- [TASK TO CARRY OUT] Output every line of the entries from the line containing "Give me the" through the last, exactly, with no other content.

INPUT DATA START

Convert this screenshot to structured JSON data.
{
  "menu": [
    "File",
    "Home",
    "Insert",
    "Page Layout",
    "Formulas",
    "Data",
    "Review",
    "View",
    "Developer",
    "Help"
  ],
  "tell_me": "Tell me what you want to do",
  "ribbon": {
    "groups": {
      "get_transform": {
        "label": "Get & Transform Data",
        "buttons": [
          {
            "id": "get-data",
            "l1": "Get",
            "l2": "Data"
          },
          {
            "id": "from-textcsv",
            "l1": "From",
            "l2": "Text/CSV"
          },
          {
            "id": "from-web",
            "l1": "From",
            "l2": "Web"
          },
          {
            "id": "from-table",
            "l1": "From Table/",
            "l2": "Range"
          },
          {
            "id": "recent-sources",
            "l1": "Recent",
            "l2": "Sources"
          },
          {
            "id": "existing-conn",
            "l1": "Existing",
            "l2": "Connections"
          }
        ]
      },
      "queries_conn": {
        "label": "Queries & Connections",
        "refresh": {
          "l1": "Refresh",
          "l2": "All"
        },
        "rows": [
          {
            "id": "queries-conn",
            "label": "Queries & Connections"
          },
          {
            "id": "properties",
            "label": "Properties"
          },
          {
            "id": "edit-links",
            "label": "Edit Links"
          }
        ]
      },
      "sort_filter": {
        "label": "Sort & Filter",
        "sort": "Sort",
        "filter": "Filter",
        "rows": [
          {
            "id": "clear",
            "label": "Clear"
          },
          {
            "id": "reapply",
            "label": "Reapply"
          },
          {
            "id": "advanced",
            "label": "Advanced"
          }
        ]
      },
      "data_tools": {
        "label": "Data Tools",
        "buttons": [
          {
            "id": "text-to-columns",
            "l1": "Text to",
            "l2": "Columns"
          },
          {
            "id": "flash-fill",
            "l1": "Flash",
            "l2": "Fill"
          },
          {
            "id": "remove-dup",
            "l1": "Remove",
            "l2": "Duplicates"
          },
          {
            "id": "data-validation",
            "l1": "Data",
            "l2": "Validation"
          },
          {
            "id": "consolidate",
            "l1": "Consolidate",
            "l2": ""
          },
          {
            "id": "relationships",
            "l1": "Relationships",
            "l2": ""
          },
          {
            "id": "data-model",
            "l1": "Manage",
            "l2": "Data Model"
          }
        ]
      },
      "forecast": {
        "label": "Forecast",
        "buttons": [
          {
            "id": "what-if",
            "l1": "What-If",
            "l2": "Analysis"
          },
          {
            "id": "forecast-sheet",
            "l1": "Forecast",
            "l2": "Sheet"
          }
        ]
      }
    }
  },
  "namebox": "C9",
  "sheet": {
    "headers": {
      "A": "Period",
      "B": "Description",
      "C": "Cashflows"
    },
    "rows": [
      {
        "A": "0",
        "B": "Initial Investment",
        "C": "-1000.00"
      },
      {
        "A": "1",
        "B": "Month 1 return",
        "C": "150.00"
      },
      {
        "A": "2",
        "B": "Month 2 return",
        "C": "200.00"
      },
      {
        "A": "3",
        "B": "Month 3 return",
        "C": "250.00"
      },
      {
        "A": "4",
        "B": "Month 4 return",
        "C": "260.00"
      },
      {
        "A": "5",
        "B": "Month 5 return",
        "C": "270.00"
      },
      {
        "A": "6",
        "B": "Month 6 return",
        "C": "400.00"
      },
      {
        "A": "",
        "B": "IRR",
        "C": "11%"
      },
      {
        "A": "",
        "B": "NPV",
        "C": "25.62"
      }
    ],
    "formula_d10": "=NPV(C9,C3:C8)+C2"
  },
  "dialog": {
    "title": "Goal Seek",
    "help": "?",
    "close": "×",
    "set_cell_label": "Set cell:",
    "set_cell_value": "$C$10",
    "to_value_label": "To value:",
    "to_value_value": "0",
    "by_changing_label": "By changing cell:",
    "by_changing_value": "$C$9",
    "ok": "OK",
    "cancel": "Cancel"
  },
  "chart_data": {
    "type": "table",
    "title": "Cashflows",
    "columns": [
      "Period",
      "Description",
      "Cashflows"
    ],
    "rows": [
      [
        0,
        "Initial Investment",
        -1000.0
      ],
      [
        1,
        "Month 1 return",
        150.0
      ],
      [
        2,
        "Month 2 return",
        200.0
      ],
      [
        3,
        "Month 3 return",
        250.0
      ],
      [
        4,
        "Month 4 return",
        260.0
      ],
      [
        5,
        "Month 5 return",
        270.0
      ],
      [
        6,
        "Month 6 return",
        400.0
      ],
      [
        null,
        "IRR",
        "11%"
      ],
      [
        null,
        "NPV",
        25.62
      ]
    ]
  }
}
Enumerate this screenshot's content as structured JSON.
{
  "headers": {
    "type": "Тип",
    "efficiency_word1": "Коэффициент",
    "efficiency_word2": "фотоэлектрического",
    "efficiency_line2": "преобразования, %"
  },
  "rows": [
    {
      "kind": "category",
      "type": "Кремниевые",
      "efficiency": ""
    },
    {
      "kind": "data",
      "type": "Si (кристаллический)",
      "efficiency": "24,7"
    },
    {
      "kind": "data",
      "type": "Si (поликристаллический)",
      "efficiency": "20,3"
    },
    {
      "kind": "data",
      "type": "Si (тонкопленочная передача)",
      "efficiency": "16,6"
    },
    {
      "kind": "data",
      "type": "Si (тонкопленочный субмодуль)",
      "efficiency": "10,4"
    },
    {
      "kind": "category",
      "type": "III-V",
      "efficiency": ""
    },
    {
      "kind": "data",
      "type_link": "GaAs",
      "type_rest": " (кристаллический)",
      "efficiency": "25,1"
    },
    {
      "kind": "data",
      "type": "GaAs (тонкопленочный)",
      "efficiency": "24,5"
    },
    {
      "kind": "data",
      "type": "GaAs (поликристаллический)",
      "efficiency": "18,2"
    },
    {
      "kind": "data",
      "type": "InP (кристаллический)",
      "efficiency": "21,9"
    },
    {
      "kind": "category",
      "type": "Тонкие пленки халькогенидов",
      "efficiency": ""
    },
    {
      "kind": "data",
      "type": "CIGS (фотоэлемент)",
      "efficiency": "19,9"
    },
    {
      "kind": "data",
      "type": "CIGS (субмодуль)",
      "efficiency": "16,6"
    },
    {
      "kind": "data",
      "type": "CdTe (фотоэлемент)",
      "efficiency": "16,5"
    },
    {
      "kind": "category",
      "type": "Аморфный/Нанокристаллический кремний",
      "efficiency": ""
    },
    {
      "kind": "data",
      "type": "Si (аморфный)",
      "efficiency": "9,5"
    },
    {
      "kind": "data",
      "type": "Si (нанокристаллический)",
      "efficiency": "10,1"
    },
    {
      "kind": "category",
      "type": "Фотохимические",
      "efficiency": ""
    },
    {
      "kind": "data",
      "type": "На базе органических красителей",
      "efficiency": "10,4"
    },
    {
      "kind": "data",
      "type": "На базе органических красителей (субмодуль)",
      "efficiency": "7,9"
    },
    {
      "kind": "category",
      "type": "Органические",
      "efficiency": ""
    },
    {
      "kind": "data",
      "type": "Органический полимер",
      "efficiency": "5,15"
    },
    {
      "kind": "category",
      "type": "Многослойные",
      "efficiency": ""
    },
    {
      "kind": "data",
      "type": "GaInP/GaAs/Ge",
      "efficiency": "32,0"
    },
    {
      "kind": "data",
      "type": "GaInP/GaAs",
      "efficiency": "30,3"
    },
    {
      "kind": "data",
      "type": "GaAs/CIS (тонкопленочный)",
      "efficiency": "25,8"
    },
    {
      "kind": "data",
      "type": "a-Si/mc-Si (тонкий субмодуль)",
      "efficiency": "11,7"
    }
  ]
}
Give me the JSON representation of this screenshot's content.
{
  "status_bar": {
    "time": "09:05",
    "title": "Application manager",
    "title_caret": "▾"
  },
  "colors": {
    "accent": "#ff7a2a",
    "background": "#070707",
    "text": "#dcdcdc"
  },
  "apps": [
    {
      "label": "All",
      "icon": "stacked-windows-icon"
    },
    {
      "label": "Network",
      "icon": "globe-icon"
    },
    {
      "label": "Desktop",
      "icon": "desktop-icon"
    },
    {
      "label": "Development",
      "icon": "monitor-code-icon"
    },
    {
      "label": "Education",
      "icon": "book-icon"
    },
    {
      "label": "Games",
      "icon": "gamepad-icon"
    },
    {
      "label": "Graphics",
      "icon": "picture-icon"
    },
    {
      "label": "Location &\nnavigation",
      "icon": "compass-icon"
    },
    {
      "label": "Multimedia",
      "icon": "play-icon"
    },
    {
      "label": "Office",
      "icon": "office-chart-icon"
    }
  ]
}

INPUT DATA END

- [ANSWER BOX]
Give me the JSON representation of this screenshot's content.
{
  "status_bar": {
    "time": "09:05",
    "title": "Application manager",
    "title_caret": "▾"
  },
  "colors": {
    "accent": "#ff7a2a",
    "background": "#070707",
    "text": "#dcdcdc"
  },
  "apps": [
    {
      "label": "All",
      "icon": "stacked-windows-icon"
    },
    {
      "label": "Network",
      "icon": "globe-icon"
    },
    {
      "label": "Desktop",
      "icon": "desktop-icon"
    },
    {
      "label": "Development",
      "icon": "monitor-code-icon"
    },
    {
      "label": "Education",
      "icon": "book-icon"
    },
    {
      "label": "Games",
      "icon": "gamepad-icon"
    },
    {
      "label": "Graphics",
      "icon": "picture-icon"
    },
    {
      "label": "Location &\nnavigation",
      "icon": "compass-icon"
    },
    {
      "label": "Multimedia",
      "icon": "play-icon"
    },
    {
      "label": "Office",
      "icon": "office-chart-icon"
    }
  ]
}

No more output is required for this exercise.